Now head over to the generated authorization url, and grant the authorization.

Fetch Access Token

The authorization server will redirect you back to your site with a code and state arguments:


Use OAuth2Session.fetch_access_token() to obtain access token. This method will also verify the state in case of CSRF attack:

>>> authorization_response = 'https://example.com/github?code=42..e9&state=d..t'
>>> access_token_url = 'https://github.com/login/oauth/access_token'
>>> token = session.fetch_access_token(access_token_url, authorization_response=authorization_response)
>>> print(token)
    'access_token': 'e..ad',
    'token_type': 'bearer',
    'scope': 'user:email'

Save this token to access users’ protected resources.

In real project, this session can not be re-used since you are redirected to another website. You need to create another session yourself:

>>> state = restore_previous_state()
>>> session = OAuth2Session(client_id, client_secret, state=state)
>>> session.fetch_access_token(access_token_url, authorization_response=authorization_response)

The Token Response Type

The default response_type is code. There are other response types in OAuth 2. Let’s try token:

>>> uri, state = session.authorization_url(authorize_url, response_type='token')

When authorization is granted, the response url would be something like:


Fetch access token from the fragment with OAuth2Session.fetch_access_token():

>>> token = session.fetch_access_token(authorization_response=authorization_response)
>>> # if you don't specify access token endpoint, it will fetch from fragment.


GitHub doesn’t support token response type, try with other services.

Access Protected Resources

Now you can access the protected resources. If you re-use the session, you don’t need to do anything:

>>> account_url = 'https://api.github.com/user'
>>> resp = session.get(account_url)
<Response [200]>
>>> resp.json()

The above is not the real flow, just like what we did in Fetch Access Token, we need to create another session ourselves:

>>> token = restore_access_token_from_database()
>>> session = OAuth2Session(client_key, client_secret, token=token)
>>> account_url = 'https://api.github.com/user'
>>> resp = session.get(account_url)

Compliance Fix for non Standard

There are services that claimed they are providing OAuth API, but with a little differences. Some services even return with the wrong Content Type. Compliance hooks are provided to solve those problems:

  • access_token_response: invoked before token parsing.
  • refresh_token_response: invoked before refresh token parsing.
  • protected_request: invoked before making a request.

For instance, linkedin is using a oauth2_access_token parameter in query string to protect users’ resources, let’s fix it:

from authlib.common.urls import add_params_to_uri
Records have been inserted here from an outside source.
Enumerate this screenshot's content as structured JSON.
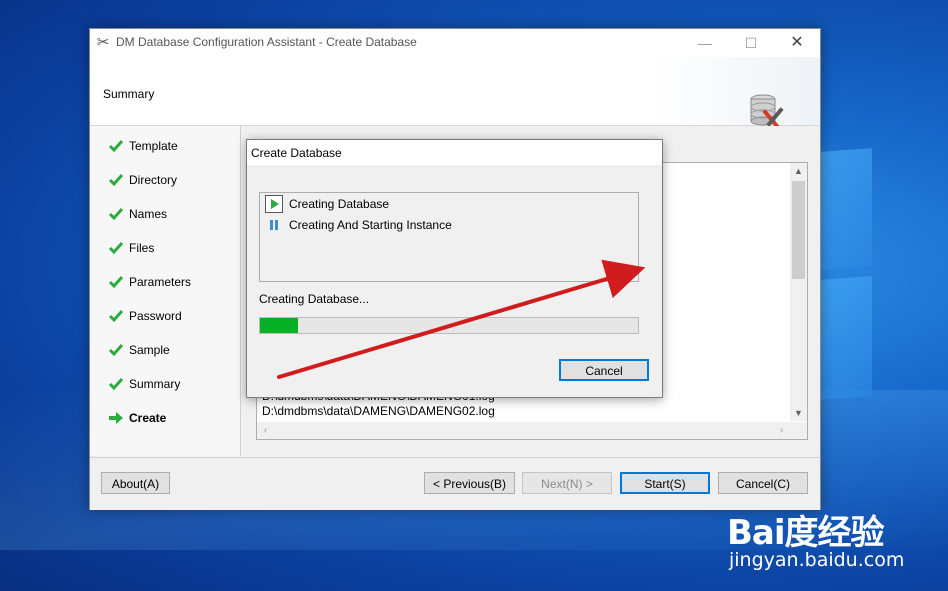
{
  "window": {
    "title": "DM Database Configuration Assistant - Create Database",
    "controls": {
      "minimize": "—",
      "maximize": "☐",
      "close": "✕"
    }
  },
  "header": {
    "title": "Summary"
  },
  "steps": [
    {
      "label": "Template",
      "state": "done"
    },
    {
      "label": "Directory",
      "state": "done"
    },
    {
      "label": "Names",
      "state": "done"
    },
    {
      "label": "Files",
      "state": "done"
    },
    {
      "label": "Parameters",
      "state": "done"
    },
    {
      "label": "Password",
      "state": "done"
    },
    {
      "label": "Sample",
      "state": "done"
    },
    {
      "label": "Summary",
      "state": "done"
    },
    {
      "label": "Create",
      "state": "active"
    }
  ],
  "summary_lines": [
    "D:\\dmdbms\\data\\DAMENG\\DAMENG01.log",
    "D:\\dmdbms\\data\\DAMENG\\DAMENG02.log"
  ],
  "buttons": {
    "about": "About(A)",
    "previous": "< Previous(B)",
    "next": "Next(N) >",
    "start": "Start(S)",
    "cancel": "Cancel(C)"
  },
  "dialog": {
    "title": "Create Database",
    "tasks": [
      {
        "label": "Creating Database",
        "state": "running"
      },
      {
        "label": "Creating And Starting Instance",
        "state": "pending"
      }
    ],
    "status": "Creating Database...",
    "progress": 0.1,
    "cancel": "Cancel"
  },
  "colors": {
    "progress_fill": "#06b025",
    "check": "#2bab3d",
    "arrow": "#d01c1c"
  },
  "watermark": {
    "logo": "Bai度经验",
    "url": "jingyan.baidu.com"
  }
}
def _non_compliant_param_name(url, headers, data):
    access_token = session.token.get('access_token')
    token = [('oauth2_access_token', access_token)]
    url = add_params_to_uri(url, token)
    return url, headers, data
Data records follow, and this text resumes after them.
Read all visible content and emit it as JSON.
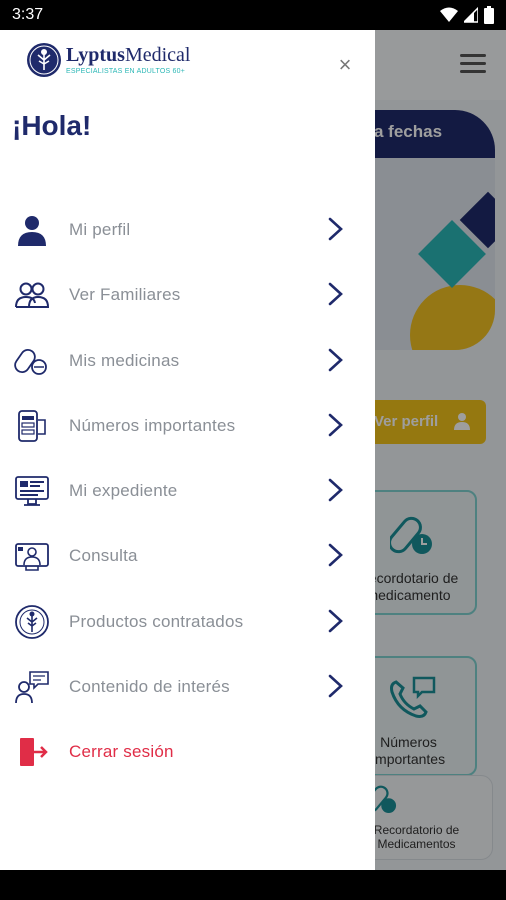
{
  "status_bar": {
    "time": "3:37"
  },
  "app": {
    "banner_text": "a fechas",
    "profile_button": "Ver perfil",
    "card1_label": "Recordotario de medicamento",
    "card1_line1": "Recordotario de",
    "card1_line2": "medicamento",
    "card2_line1": "Números",
    "card2_line2": "importantes",
    "card3_line1": "Recordatorio de",
    "card3_line2": "Medicamentos"
  },
  "drawer": {
    "logo_name_bold": "Lyptus",
    "logo_name_light": "Medical",
    "logo_tagline": "ESPECIALISTAS EN ADULTOS 60+",
    "greeting": "¡Hola!",
    "close_symbol": "×",
    "items": [
      {
        "label": "Mi perfil",
        "icon": "person-icon"
      },
      {
        "label": "Ver Familiares",
        "icon": "family-icon"
      },
      {
        "label": "Mis medicinas",
        "icon": "pills-icon"
      },
      {
        "label": "Números importantes",
        "icon": "phone-list-icon"
      },
      {
        "label": "Mi expediente",
        "icon": "monitor-record-icon"
      },
      {
        "label": "Consulta",
        "icon": "video-consult-icon"
      },
      {
        "label": "Productos contratados",
        "icon": "tree-badge-icon"
      },
      {
        "label": "Contenido de interés",
        "icon": "chat-person-icon"
      }
    ],
    "logout": {
      "label": "Cerrar sesión",
      "icon": "logout-icon"
    }
  },
  "colors": {
    "navy": "#1f2a6b",
    "teal": "#2bb7b6",
    "yellow": "#f1c21b",
    "logout_red": "#e02d47",
    "label_gray": "#8a8f96"
  }
}
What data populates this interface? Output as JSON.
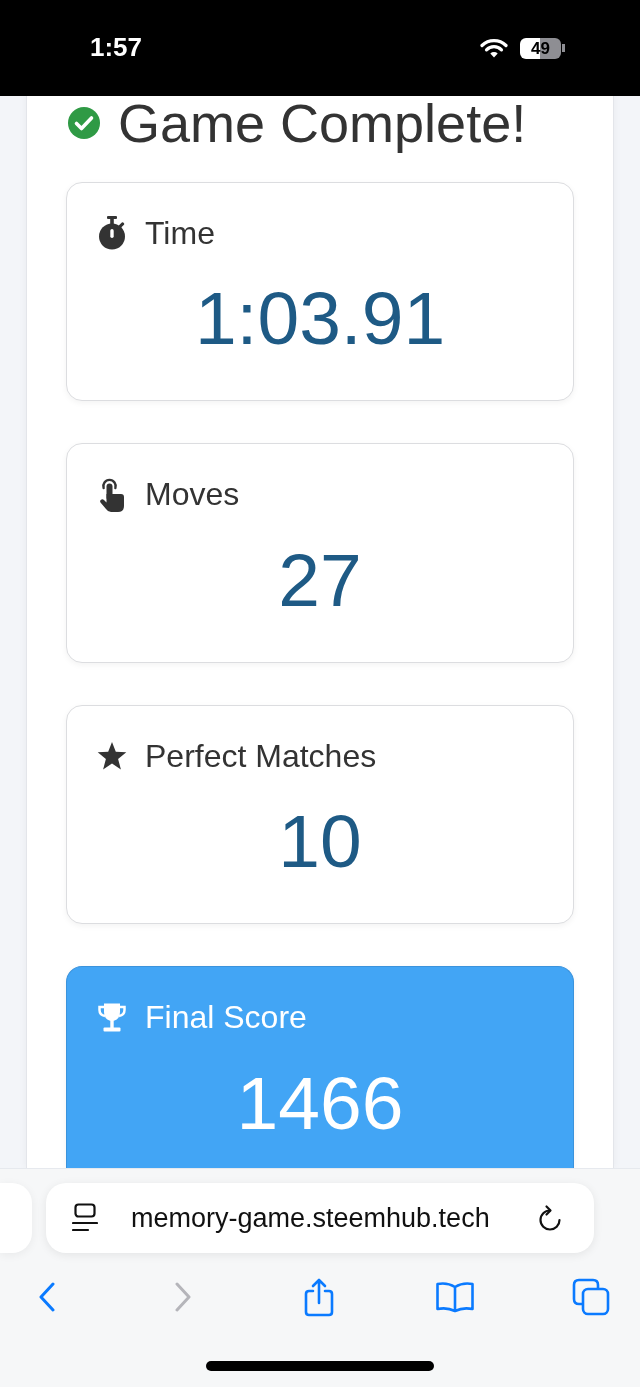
{
  "status_bar": {
    "time": "1:57",
    "battery": "49"
  },
  "page": {
    "title": "Game Complete!",
    "stats": [
      {
        "kind": "time",
        "label": "Time",
        "value": "1:03.91",
        "highlighted": false
      },
      {
        "kind": "moves",
        "label": "Moves",
        "value": "27",
        "highlighted": false
      },
      {
        "kind": "perfect_matches",
        "label": "Perfect Matches",
        "value": "10",
        "highlighted": false
      },
      {
        "kind": "score",
        "label": "Final Score",
        "value": "1466",
        "highlighted": true
      }
    ]
  },
  "browser": {
    "url": "memory-game.steemhub.tech",
    "toolbar": [
      {
        "kind": "back",
        "disabled": false
      },
      {
        "kind": "forward",
        "disabled": true
      },
      {
        "kind": "share",
        "disabled": false
      },
      {
        "kind": "bookmarks",
        "disabled": false
      },
      {
        "kind": "tabs",
        "disabled": false
      }
    ]
  }
}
If you find a non standard OAuth 2 services, and you can’t fix it. Please report it in GitHub issues.

OAuth 2 OpenID Connect

For services that support OpenID Connect, if a scope of openid is provided, the authorization server will return a value of id_token in response:
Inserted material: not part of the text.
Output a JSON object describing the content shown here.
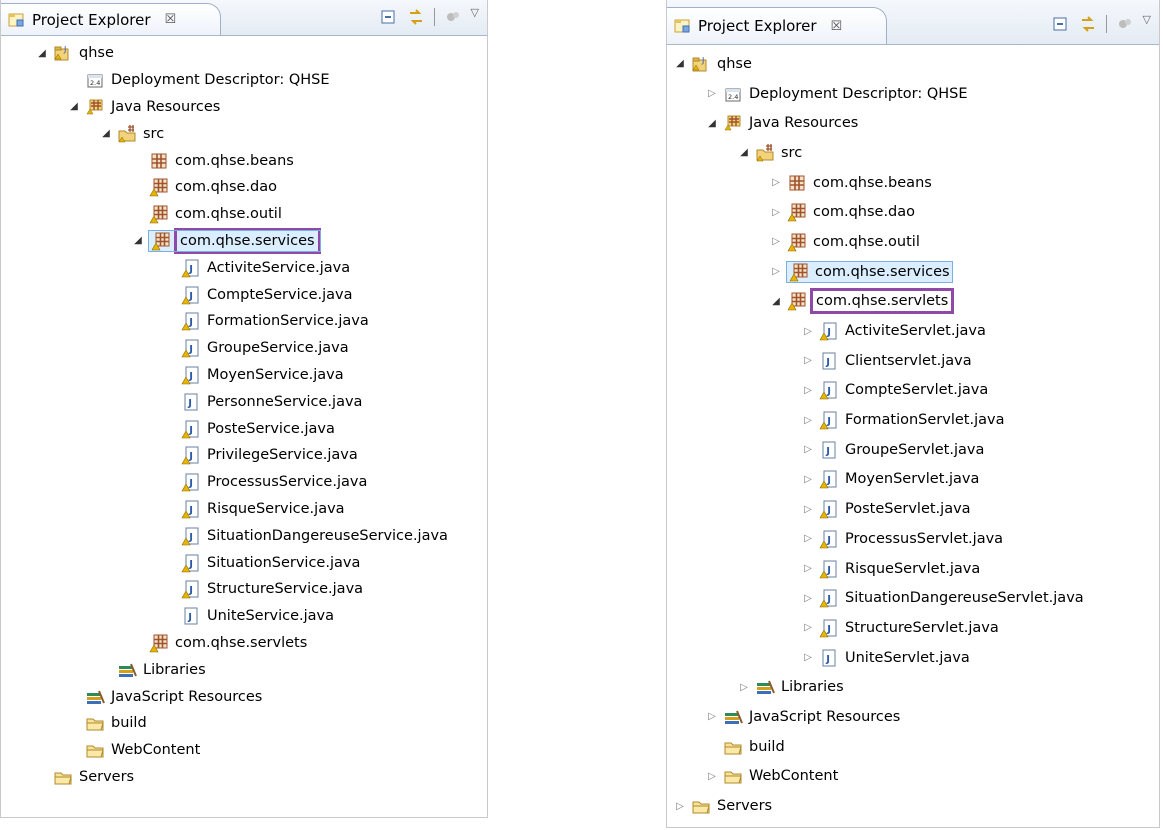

>>> from authlib.client import OAuth2Session
>>> client_id = 'Your Google client ID'
>>> client_secret = 'Your Google client secret'
>>> scope = 'openid email profile'
>>> session = OAuth2Session(client_id, client_secret, scope=scope)

At the last step of session.fetch_access_token, the return value contains a id_token:

>>> resp = session.fetch_access_token(...)
>>> print(resp['id_token'])

This id_token is a JWS text, it can not be used unless it is parsed. Authlib has provided tools for parsing and validating OpenID Connect id_token:

>>> from authlib.specs.oidc import parse_id_token, validate_id_token
>>> # GET keys from https://www.googleapis.com/oauth2/v3/certs
>>> token, header = parse_id_token(resp['id_token'], keys)
>>> validate_id_token(token, header=header, response_type='code', ...)

It can also be completed by one step with verify_id_token().


To use OpenID Connect, you need to install Authlib with RSA:

$ pip install Authlib[crypto]

There is a built-in Google app which supports OpenID Connect, checkout the source code in authlib.clients.apps.google.